Web page and app entries:
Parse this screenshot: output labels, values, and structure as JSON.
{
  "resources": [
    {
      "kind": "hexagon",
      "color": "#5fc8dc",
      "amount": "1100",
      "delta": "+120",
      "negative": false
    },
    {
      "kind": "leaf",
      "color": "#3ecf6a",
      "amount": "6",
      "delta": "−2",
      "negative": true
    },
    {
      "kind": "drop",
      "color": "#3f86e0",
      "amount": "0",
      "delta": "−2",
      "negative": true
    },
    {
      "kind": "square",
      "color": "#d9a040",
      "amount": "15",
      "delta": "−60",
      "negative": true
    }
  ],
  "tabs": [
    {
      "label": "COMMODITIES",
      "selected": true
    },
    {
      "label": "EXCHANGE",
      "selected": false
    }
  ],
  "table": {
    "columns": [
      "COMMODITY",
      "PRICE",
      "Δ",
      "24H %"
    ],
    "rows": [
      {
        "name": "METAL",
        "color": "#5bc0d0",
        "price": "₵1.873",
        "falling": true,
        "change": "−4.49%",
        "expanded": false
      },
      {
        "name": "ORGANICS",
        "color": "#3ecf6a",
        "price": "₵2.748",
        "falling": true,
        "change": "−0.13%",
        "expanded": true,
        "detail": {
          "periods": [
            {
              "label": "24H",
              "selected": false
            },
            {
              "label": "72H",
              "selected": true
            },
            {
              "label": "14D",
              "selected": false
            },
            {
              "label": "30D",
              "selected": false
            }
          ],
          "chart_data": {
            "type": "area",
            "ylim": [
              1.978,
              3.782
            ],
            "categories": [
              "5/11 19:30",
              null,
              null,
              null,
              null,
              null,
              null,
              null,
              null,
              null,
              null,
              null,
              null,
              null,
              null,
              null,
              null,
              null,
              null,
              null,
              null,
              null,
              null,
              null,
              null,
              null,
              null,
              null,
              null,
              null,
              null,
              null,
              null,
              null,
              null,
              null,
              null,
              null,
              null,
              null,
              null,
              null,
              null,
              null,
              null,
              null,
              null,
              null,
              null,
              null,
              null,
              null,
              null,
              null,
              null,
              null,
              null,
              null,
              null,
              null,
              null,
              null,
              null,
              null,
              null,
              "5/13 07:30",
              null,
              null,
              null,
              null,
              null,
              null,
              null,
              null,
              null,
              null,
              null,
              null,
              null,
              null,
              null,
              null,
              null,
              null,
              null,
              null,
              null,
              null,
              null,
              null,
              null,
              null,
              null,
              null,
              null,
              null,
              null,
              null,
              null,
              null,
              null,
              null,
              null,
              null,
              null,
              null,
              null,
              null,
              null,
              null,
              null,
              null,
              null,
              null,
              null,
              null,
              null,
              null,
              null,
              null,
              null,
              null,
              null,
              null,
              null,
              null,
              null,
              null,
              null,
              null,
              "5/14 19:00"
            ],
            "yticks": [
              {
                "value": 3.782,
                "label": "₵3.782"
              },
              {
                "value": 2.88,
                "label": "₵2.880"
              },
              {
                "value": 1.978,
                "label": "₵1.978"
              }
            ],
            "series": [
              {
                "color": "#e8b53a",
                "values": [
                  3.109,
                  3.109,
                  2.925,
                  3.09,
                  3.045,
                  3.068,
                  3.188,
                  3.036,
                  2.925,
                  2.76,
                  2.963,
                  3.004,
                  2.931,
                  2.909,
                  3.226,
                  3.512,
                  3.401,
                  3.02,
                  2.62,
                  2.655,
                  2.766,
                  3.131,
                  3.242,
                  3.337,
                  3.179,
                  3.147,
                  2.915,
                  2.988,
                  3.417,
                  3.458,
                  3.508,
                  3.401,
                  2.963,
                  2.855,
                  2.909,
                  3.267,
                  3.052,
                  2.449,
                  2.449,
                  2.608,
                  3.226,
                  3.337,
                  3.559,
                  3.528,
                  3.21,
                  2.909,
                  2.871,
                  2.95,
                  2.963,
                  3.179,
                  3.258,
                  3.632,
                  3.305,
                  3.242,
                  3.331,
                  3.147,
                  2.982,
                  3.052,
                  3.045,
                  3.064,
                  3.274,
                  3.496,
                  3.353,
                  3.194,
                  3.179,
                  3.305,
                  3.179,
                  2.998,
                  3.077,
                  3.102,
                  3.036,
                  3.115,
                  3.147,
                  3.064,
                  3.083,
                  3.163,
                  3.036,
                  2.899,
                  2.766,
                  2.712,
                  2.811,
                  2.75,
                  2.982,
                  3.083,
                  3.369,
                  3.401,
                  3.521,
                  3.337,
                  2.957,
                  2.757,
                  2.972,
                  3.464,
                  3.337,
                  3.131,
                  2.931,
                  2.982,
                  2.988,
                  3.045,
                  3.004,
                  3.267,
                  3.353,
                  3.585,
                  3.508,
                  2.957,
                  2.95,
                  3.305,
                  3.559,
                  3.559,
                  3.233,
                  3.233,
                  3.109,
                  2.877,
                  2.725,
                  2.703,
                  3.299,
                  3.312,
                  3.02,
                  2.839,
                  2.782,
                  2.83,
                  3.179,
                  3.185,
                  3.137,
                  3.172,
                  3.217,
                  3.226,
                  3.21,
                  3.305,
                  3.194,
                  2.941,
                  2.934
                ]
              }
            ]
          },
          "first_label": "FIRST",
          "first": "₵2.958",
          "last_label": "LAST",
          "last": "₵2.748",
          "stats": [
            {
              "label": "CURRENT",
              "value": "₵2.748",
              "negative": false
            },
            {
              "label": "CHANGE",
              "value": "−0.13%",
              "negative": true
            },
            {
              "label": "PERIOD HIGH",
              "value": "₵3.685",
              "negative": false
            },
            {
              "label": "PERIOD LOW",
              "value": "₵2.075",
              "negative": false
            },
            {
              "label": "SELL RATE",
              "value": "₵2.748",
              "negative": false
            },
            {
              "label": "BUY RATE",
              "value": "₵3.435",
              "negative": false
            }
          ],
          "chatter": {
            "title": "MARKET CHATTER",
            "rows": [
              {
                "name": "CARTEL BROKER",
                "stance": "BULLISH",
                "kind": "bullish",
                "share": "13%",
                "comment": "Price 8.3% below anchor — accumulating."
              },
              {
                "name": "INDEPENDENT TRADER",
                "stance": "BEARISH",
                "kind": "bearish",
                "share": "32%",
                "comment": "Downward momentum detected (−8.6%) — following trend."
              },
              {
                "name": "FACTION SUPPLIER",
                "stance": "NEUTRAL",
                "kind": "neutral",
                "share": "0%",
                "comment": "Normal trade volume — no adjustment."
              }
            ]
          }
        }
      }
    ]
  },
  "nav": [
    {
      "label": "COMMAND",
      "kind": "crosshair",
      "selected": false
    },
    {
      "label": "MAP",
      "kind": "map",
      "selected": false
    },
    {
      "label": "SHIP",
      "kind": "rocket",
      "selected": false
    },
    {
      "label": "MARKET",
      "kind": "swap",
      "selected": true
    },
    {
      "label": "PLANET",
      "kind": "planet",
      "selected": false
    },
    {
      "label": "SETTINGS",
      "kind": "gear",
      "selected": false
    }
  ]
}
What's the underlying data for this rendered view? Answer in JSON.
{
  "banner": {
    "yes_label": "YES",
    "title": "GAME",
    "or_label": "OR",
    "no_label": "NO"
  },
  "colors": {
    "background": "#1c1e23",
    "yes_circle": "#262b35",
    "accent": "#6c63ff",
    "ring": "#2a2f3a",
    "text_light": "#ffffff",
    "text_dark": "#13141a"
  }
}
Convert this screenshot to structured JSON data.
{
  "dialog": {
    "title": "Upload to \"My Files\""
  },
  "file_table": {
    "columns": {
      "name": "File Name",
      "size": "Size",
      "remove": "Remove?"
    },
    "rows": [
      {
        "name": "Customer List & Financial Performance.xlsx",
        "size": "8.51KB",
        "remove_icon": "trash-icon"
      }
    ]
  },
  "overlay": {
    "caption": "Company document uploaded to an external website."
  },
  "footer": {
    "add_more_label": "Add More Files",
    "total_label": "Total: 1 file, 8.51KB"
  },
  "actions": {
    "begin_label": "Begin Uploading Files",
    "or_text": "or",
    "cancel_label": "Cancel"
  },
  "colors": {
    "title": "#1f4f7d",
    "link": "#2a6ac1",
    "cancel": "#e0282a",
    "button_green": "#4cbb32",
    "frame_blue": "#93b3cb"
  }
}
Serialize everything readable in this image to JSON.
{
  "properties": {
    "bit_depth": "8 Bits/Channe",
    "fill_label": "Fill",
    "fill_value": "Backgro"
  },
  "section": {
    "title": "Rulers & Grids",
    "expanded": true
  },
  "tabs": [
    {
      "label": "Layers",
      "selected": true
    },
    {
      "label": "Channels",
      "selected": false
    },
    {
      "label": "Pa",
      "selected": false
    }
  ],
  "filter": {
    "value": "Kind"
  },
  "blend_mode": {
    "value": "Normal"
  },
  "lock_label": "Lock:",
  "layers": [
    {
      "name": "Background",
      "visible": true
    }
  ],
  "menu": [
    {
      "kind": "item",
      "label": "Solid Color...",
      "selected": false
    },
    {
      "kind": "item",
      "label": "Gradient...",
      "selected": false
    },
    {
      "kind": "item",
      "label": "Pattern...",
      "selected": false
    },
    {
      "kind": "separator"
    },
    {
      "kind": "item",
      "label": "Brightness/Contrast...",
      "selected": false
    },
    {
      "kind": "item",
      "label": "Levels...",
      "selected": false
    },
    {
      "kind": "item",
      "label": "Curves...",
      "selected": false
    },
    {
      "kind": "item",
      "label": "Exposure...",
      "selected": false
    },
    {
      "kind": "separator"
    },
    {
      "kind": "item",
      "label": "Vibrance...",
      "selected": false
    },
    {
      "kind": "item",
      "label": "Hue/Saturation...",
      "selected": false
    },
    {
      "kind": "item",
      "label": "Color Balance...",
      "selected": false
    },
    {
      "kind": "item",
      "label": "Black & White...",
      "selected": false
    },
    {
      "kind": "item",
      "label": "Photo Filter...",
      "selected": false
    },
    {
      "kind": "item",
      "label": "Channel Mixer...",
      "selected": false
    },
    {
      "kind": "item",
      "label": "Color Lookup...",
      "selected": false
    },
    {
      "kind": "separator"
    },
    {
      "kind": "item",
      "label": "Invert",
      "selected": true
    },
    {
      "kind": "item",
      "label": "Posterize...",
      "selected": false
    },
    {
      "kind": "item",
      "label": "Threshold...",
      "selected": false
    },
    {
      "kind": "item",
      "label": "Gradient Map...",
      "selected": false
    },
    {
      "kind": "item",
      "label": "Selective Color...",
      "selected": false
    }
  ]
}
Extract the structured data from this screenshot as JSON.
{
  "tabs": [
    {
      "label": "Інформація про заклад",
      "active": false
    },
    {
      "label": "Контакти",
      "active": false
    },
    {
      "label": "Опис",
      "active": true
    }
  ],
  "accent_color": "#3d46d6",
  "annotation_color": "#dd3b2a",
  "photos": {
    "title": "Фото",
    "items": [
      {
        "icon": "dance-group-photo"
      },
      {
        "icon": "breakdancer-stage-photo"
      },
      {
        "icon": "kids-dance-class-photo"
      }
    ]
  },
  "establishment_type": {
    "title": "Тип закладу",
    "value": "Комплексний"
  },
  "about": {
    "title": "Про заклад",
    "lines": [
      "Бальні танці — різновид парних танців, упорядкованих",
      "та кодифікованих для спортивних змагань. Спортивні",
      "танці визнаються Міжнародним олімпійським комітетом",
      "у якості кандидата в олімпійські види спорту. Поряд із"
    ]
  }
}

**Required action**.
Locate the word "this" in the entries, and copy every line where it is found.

**Your response**.
Parse this screenshot: output labels, values, and structure as JSON.
What's the underlying data for this rendered view? Answer in JSON.
Convert this screenshot to structured JSON data.
Serialize everything readable in this image to JSON.
Extract the structured data from this screenshot as JSON.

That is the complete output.